» Given data:
· · · · ·

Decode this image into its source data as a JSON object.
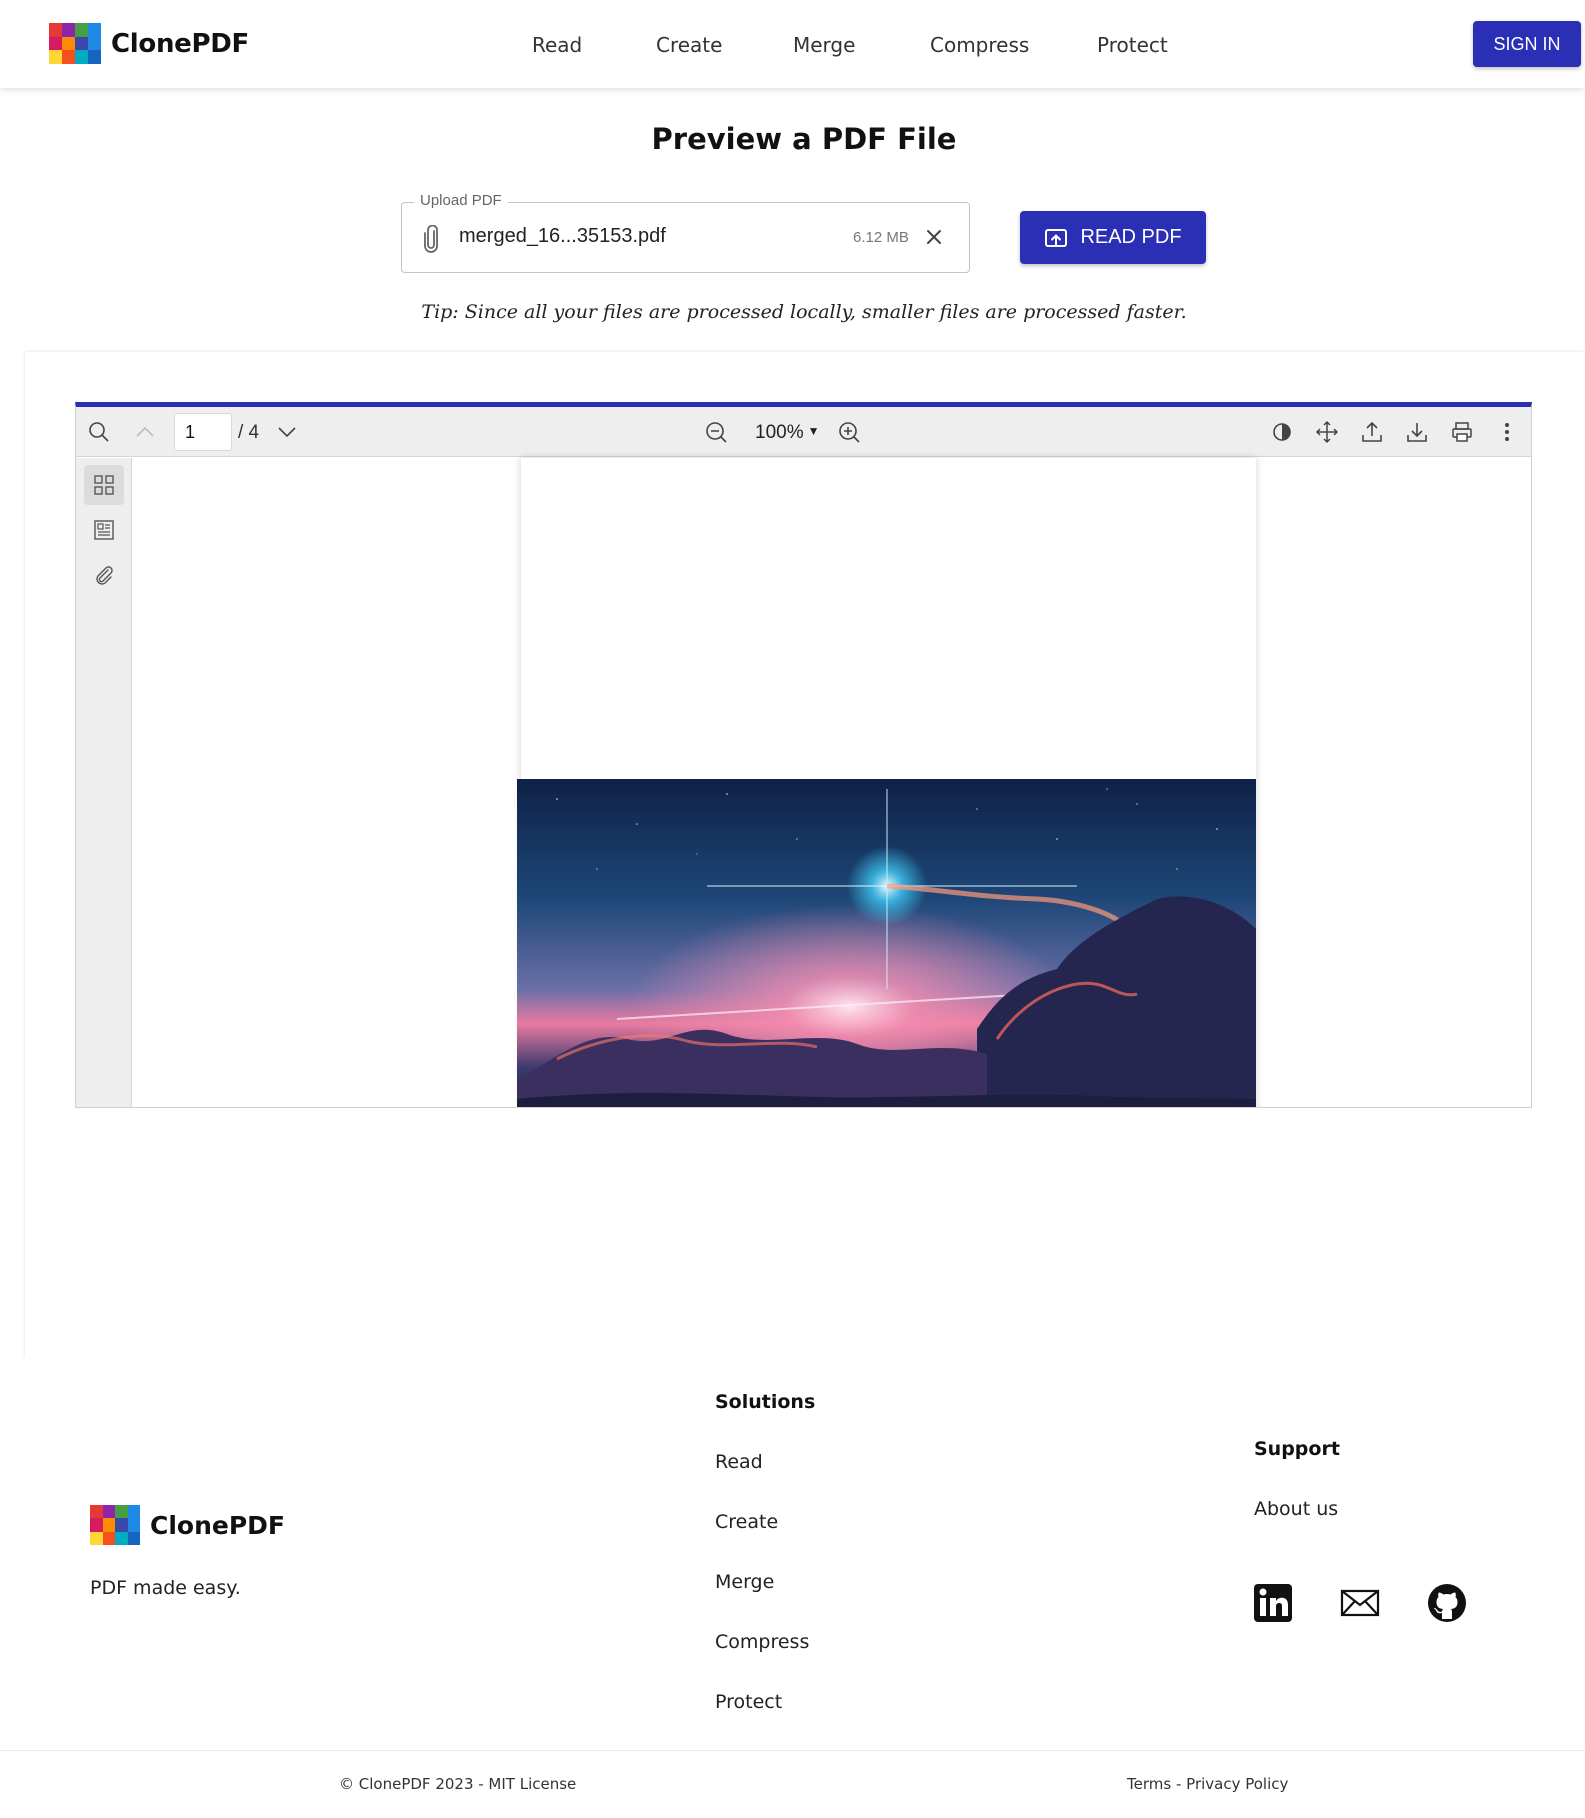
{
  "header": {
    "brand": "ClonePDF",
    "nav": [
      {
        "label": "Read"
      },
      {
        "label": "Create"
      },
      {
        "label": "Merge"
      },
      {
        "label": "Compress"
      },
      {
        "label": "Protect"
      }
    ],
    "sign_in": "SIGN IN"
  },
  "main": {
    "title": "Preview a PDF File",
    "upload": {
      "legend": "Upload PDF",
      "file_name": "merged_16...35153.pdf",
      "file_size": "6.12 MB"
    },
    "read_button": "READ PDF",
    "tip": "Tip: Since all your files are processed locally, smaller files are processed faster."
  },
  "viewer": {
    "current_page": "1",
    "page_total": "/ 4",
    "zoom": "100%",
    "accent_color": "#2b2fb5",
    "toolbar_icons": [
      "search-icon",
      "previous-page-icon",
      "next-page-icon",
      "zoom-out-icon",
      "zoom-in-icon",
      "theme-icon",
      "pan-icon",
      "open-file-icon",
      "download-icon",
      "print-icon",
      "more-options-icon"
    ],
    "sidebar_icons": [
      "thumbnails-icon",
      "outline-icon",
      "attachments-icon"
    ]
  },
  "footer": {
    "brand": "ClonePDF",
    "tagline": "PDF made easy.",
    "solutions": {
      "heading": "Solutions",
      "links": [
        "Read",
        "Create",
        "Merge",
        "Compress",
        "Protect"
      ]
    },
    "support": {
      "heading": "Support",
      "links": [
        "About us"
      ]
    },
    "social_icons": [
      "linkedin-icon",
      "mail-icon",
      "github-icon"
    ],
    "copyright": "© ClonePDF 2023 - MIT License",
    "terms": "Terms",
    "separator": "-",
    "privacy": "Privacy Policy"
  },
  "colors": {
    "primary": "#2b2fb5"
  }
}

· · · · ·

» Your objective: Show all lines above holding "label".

» Exercise result:
        "label": "Read"
        "label": "Create"
        "label": "Merge"
        "label": "Compress"
        "label": "Protect"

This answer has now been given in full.